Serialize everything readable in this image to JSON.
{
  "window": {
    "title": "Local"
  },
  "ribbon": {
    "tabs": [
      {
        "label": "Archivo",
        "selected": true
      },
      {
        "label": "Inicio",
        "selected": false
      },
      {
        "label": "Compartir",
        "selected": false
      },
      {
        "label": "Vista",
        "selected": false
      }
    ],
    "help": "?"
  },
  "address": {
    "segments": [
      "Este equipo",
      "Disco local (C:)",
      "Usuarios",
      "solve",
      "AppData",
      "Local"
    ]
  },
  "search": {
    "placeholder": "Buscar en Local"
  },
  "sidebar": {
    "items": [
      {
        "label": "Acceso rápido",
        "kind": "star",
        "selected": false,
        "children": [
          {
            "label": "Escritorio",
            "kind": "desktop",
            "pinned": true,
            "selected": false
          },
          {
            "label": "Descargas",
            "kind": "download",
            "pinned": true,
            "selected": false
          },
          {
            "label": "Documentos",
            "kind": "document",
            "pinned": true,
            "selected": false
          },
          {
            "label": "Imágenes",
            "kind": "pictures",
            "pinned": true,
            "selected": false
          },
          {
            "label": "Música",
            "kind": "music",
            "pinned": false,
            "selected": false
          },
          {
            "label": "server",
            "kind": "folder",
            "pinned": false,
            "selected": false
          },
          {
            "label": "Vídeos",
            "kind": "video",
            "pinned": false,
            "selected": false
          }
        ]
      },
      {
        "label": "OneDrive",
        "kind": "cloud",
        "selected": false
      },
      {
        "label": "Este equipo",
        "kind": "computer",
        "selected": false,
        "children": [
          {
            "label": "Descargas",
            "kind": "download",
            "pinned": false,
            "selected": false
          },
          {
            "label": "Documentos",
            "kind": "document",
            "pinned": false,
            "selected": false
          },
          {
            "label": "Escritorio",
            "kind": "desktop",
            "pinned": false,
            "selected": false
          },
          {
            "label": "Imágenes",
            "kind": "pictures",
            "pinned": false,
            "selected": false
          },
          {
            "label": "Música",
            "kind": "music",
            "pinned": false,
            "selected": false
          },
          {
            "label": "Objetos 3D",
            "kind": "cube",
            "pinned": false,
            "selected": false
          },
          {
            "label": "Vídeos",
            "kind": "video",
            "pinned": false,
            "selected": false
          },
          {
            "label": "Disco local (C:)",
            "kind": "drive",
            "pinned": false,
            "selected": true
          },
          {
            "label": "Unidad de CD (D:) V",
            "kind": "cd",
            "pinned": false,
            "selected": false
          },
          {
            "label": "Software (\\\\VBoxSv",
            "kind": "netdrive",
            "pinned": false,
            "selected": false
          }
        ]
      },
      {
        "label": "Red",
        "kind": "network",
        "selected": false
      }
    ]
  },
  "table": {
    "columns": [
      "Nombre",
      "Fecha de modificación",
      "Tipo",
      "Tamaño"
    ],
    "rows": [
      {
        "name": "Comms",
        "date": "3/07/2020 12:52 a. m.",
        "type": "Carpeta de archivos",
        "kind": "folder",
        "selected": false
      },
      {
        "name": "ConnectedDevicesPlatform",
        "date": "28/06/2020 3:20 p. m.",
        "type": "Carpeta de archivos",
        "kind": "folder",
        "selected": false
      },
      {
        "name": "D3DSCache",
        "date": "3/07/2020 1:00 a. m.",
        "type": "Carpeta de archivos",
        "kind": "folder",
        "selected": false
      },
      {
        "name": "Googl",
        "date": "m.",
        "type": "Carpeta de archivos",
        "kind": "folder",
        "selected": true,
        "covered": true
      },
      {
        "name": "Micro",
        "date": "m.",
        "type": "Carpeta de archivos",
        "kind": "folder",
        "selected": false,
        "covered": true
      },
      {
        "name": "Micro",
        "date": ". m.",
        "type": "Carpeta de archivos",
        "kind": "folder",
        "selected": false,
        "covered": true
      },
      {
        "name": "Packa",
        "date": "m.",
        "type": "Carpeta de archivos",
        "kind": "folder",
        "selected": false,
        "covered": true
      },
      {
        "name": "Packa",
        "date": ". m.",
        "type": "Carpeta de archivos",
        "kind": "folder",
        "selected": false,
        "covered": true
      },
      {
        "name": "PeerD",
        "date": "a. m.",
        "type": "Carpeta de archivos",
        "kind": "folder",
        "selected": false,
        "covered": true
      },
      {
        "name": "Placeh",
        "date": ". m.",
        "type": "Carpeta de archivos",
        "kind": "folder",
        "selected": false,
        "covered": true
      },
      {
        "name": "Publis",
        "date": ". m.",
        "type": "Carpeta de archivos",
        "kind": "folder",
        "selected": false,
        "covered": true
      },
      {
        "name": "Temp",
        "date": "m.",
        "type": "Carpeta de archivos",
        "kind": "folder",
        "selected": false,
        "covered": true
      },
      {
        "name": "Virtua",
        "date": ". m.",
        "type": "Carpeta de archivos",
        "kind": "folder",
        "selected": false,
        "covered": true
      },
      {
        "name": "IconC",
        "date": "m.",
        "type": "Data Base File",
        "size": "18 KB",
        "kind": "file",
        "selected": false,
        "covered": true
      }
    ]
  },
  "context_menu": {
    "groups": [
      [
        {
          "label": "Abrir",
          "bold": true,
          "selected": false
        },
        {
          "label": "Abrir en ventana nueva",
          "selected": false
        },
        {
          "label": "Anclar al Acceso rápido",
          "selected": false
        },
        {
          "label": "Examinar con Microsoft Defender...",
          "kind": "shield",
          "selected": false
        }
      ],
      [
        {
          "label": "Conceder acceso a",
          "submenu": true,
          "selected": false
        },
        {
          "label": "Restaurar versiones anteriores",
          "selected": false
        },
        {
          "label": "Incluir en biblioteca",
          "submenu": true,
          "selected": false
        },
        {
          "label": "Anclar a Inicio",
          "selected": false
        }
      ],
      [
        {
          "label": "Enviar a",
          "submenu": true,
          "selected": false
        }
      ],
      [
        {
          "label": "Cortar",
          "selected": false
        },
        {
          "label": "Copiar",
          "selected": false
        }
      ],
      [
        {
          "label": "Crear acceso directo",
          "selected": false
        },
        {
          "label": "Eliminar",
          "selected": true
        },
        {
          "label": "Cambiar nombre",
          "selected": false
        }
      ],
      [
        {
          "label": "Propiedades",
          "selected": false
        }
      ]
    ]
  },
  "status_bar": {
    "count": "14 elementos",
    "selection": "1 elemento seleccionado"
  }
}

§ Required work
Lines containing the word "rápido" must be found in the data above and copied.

§ Response to the task
        "label": "Acceso rápido",
          "label": "Anclar al Acceso rápido",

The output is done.